We all do it – men and women. We flick through a magazine checking out what pleases and displeases our eyes. Only then do we add in textual information, hoping for it to validate or contextualise those judgments. “Wow. That’s impressive for a mobile game.” Screenshots in videogame magazines have always had a big influence on the games and platforms we consider buying. And leafing through Edge, it’s always been easy to recognise – from a single screenshot – what platform a game is running on. But recently, it’s become hard even to recognise the generation of a game’s hardware from screenshots alone. And that’s not because screen displays have overtaken the resolution and the bleed properties of printed ink; it’s mostly about diminishing perceptible returns from increased computing power. So, having reached that moment in the evolution of the screenshot, I’d like to make a request to Edge: could you please give us a retrospective on this medium? Static images were never fully representative of game graphics, never mind game quality. But – even in this (second) era of VR – they continue to occupy an important role in our gaming life. Matthew Stedman Yet, oddly, the difference between publisher bullshot and realtime screengrab has never seemed more stark – and the fuss when the final product fails to live up to the pre-release hype has never been greater. As for some kind of retrospective, we’ll start poking around in the Edge archives.
I met up with my brother the other day to have a gaming evening as we caught up. I took round the new COD, since it would be a good game for some quick action and macho banter – or at least that was the plan.

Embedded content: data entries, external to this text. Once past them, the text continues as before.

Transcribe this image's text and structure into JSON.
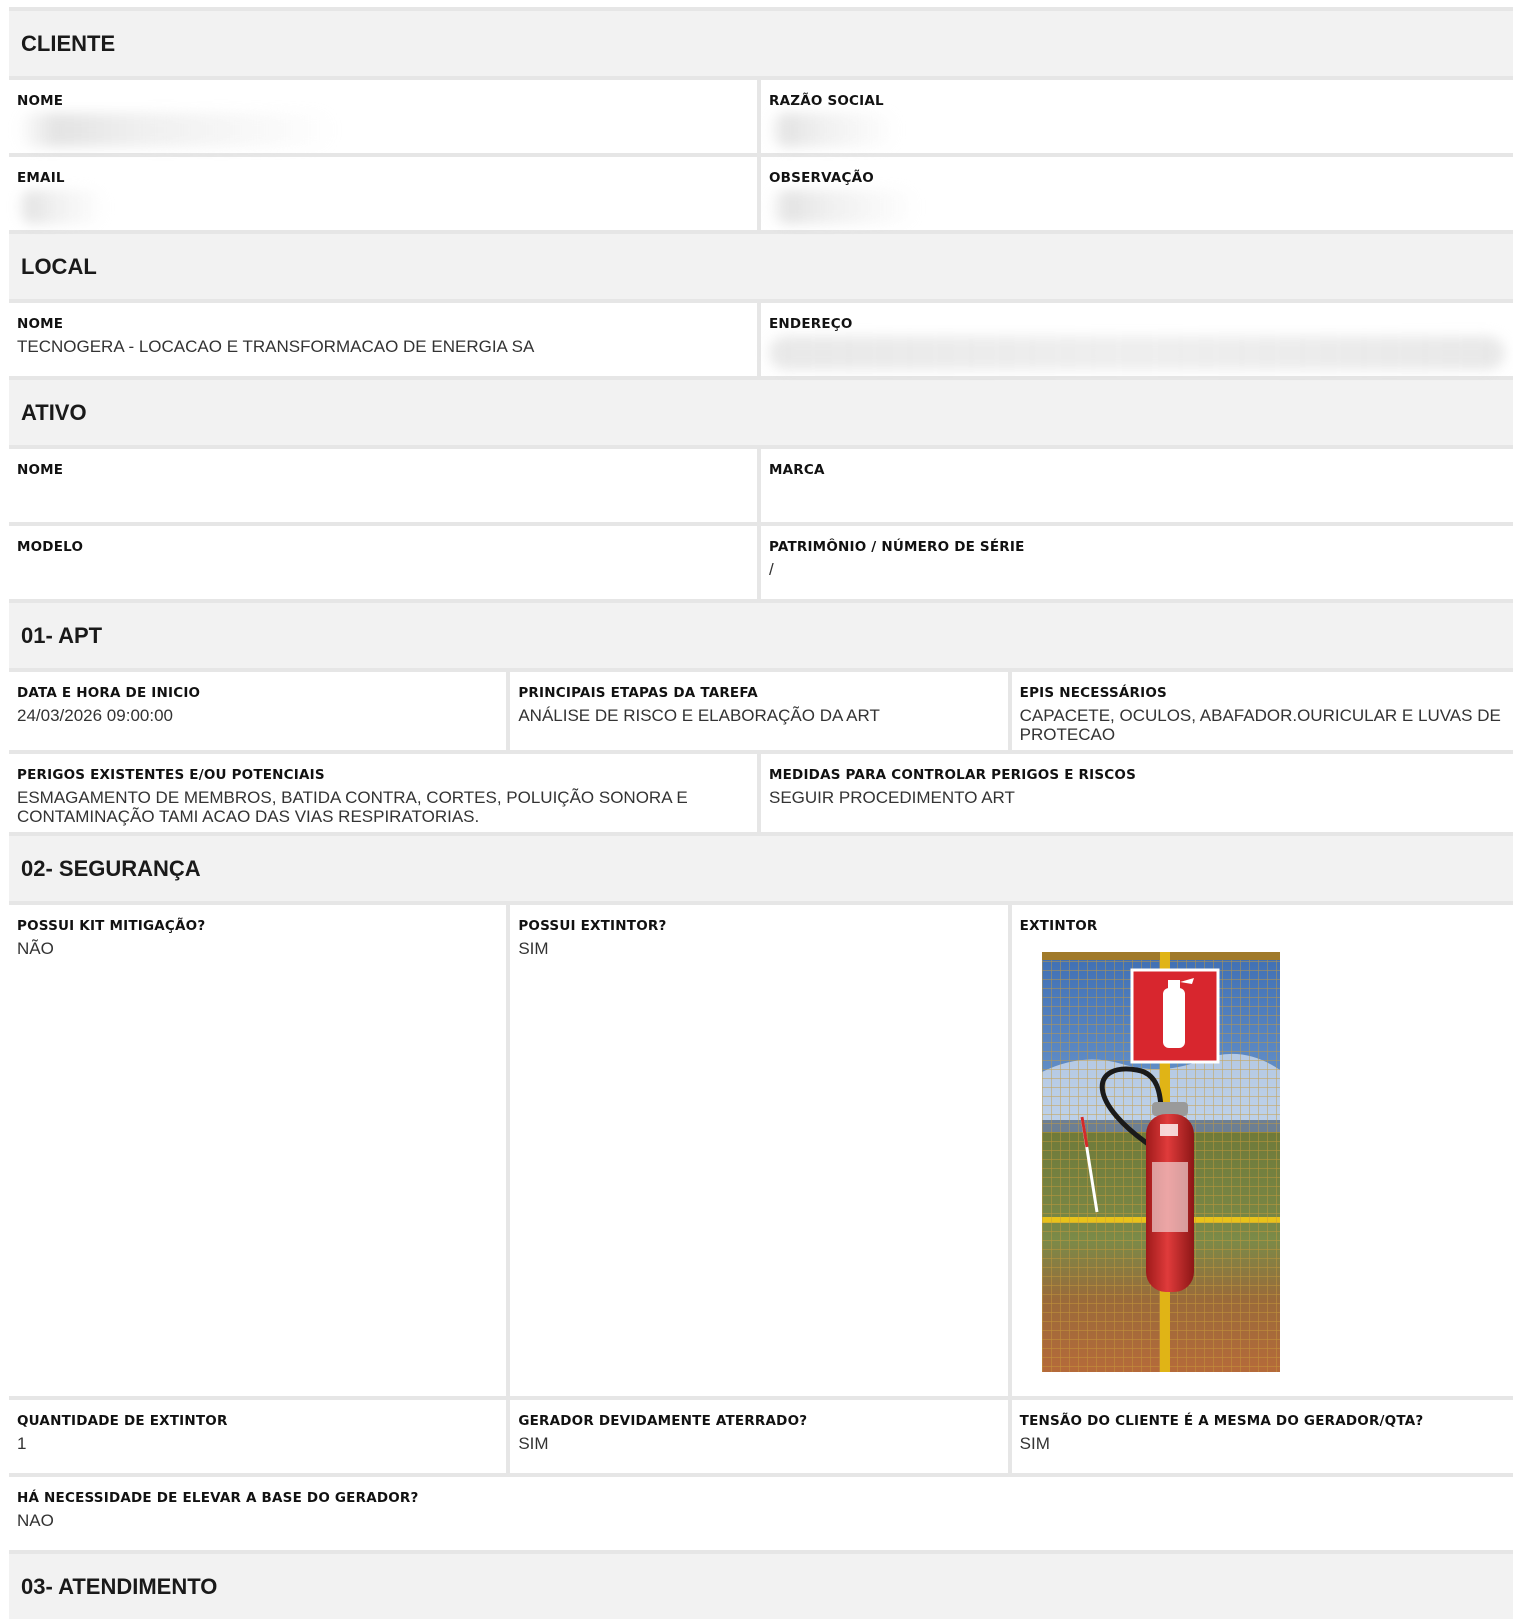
{
  "cliente": {
    "title": "CLIENTE",
    "nome_label": "NOME",
    "razao_label": "RAZÃO SOCIAL",
    "email_label": "EMAIL",
    "obs_label": "OBSERVAÇÃO"
  },
  "local": {
    "title": "LOCAL",
    "nome_label": "NOME",
    "nome_value": "TECNOGERA - LOCACAO E TRANSFORMACAO DE ENERGIA SA",
    "endereco_label": "ENDEREÇO"
  },
  "ativo": {
    "title": "ATIVO",
    "nome_label": "NOME",
    "marca_label": "MARCA",
    "modelo_label": "MODELO",
    "patrimonio_label": "PATRIMÔNIO / NÚMERO DE SÉRIE",
    "patrimonio_value": "/"
  },
  "apt": {
    "title": "01- APT",
    "data_label": "DATA E HORA DE INICIO",
    "data_value": "24/03/2026 09:00:00",
    "etapas_label": "PRINCIPAIS ETAPAS DA TAREFA",
    "etapas_value": "ANÁLISE DE RISCO E ELABORAÇÃO DA ART",
    "epis_label": "EPIS NECESSÁRIOS",
    "epis_value": "CAPACETE, OCULOS, ABAFADOR.OURICULAR E LUVAS DE PROTECAO",
    "perigos_label": "PERIGOS EXISTENTES E/OU POTENCIAIS",
    "perigos_value": "ESMAGAMENTO DE MEMBROS, BATIDA CONTRA, CORTES, POLUIÇÃO SONORA E CONTAMINAÇÃO TAMI ACAO DAS VIAS RESPIRATORIAS.",
    "medidas_label": "MEDIDAS PARA CONTROLAR PERIGOS E RISCOS",
    "medidas_value": "SEGUIR PROCEDIMENTO ART"
  },
  "seguranca": {
    "title": "02- SEGURANÇA",
    "kit_label": "POSSUI KIT MITIGAÇÃO?",
    "kit_value": "NÃO",
    "extintor_q_label": "POSSUI EXTINTOR?",
    "extintor_q_value": "SIM",
    "extintor_label": "EXTINTOR",
    "qtd_label": "QUANTIDADE DE EXTINTOR",
    "qtd_value": "1",
    "aterrado_label": "GERADOR DEVIDAMENTE ATERRADO?",
    "aterrado_value": "SIM",
    "tensao_label": "TENSÃO DO CLIENTE É A MESMA DO GERADOR/QTA?",
    "tensao_value": "SIM",
    "elevar_label": "HÁ NECESSIDADE DE ELEVAR A BASE DO GERADOR?",
    "elevar_value": "NAO"
  },
  "atendimento": {
    "title": "03- ATENDIMENTO"
  },
  "colors": {
    "section_bg": "#f2f2f2",
    "divider": "#e6e6e6",
    "extinguisher_red": "#d42a2a",
    "sign_red": "#d8262e",
    "frame_yellow": "#e8c21a"
  }
}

First, we had to dig around to find the correct cables to charge his controller and sync mine that I had taken round. Then he had to install the most recent update for his PS3 (he plays more Xbox One), and finally he had to download and install the latest patch. It was at this moment, over an hour after we set out to play a game, that I had a vision for the future of gaming. A future where controllers were wired to the console so they wouldn’t need charging and would be permanently synced, where games were released in their final form so that patches didn’t have to be downloaded, and console menus were streamlined. I know I sound old. I just don’t feel that we’ve moved on much since when I was six. My ZX Spectrum was quicker than this.
Of course there have been huge advances, mainly in the area of graphics, and often to the detriment of other, maybe more interesting paths. What would games and consoles be like if companies had spent all this money and time on developing world physics, or enemy AI, or on an experience where it takes less than 30 minutes to get from switching a console on to actually playing a game? I hope, with each new console generation, that a company will make it their mission to reduce waiting times, but instead they just seem to be getting longer.
So I’m left dreaming of an age where I can turn a console on and be playing a game in under ten seconds. It sounds like the stuff of science fiction now, but the sad thing is, we had that age once already. We lost it, and we called it progress. Stuart Harper
“I just don’t feel we’ve moved on much since I was six. My ZX Spectrum was quicker than this”
One Edge associate was so put off by the ordeal of setting up and updating his new PS4 and copy of Bloodborne that he’s yet to so much as play the thing. Consoles’